What the exercise asks:
In the entries below, find each line where the word "that" appears and give only the total count of such lines.

Stored dataset items:
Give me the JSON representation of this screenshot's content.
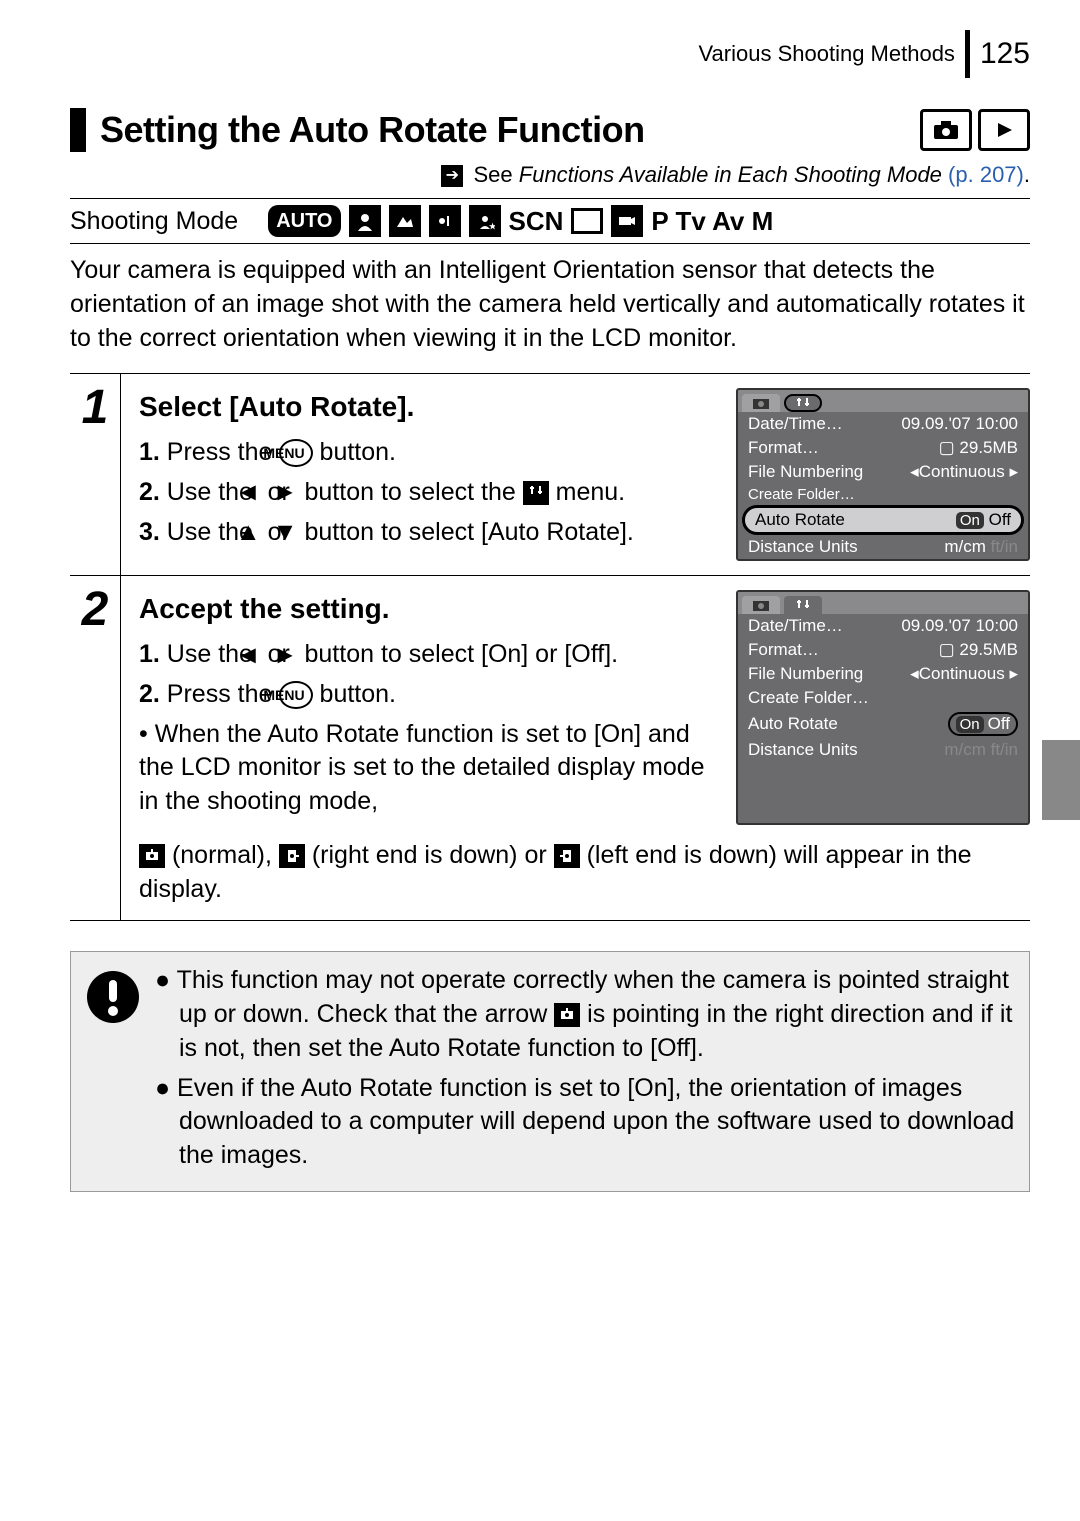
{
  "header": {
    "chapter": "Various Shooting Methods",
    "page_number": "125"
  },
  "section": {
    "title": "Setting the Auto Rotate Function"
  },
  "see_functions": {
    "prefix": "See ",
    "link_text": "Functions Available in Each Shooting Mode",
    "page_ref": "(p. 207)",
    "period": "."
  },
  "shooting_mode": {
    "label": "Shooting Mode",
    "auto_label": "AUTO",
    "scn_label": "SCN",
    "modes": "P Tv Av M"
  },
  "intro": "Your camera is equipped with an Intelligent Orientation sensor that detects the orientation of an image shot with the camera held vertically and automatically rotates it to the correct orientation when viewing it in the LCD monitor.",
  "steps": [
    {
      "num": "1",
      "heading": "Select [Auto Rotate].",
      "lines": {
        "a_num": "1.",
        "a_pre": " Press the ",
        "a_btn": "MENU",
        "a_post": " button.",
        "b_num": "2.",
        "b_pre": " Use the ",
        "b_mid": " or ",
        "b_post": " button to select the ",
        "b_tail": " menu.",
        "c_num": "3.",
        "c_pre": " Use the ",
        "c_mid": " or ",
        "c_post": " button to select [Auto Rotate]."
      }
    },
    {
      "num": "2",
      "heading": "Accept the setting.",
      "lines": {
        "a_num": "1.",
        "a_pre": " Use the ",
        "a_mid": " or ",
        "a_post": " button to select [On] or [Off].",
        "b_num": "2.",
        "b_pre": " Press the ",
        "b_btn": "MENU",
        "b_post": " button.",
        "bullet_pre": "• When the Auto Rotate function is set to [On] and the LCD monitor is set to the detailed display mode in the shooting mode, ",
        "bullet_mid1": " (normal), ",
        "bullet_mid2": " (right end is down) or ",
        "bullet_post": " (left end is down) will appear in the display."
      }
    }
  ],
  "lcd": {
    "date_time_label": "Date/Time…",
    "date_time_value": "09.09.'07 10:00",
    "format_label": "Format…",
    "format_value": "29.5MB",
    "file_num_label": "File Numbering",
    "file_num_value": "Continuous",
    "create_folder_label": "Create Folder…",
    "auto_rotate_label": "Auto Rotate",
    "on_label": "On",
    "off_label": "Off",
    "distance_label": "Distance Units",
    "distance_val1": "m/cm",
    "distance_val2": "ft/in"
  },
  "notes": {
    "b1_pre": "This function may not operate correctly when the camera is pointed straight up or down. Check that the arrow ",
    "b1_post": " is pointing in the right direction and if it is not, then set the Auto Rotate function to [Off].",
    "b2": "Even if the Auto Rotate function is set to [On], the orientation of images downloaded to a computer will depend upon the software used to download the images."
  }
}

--

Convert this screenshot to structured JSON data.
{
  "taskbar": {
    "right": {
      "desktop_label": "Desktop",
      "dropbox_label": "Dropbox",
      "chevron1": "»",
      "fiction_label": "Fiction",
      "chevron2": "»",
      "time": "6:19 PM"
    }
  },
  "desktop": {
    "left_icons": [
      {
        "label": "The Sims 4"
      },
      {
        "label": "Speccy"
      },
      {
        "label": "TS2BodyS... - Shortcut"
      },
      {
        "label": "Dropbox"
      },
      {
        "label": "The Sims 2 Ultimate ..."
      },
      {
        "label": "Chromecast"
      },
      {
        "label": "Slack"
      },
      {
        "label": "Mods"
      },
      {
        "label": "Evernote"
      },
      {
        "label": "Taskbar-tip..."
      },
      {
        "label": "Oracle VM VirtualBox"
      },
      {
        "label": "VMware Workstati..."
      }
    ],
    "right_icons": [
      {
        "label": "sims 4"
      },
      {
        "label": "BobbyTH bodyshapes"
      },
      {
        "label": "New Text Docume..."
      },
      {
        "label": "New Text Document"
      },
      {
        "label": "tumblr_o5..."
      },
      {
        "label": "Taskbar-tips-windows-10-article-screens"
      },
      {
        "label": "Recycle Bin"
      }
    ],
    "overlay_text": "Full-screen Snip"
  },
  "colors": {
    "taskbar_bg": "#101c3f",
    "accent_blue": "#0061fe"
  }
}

Expected answer:
2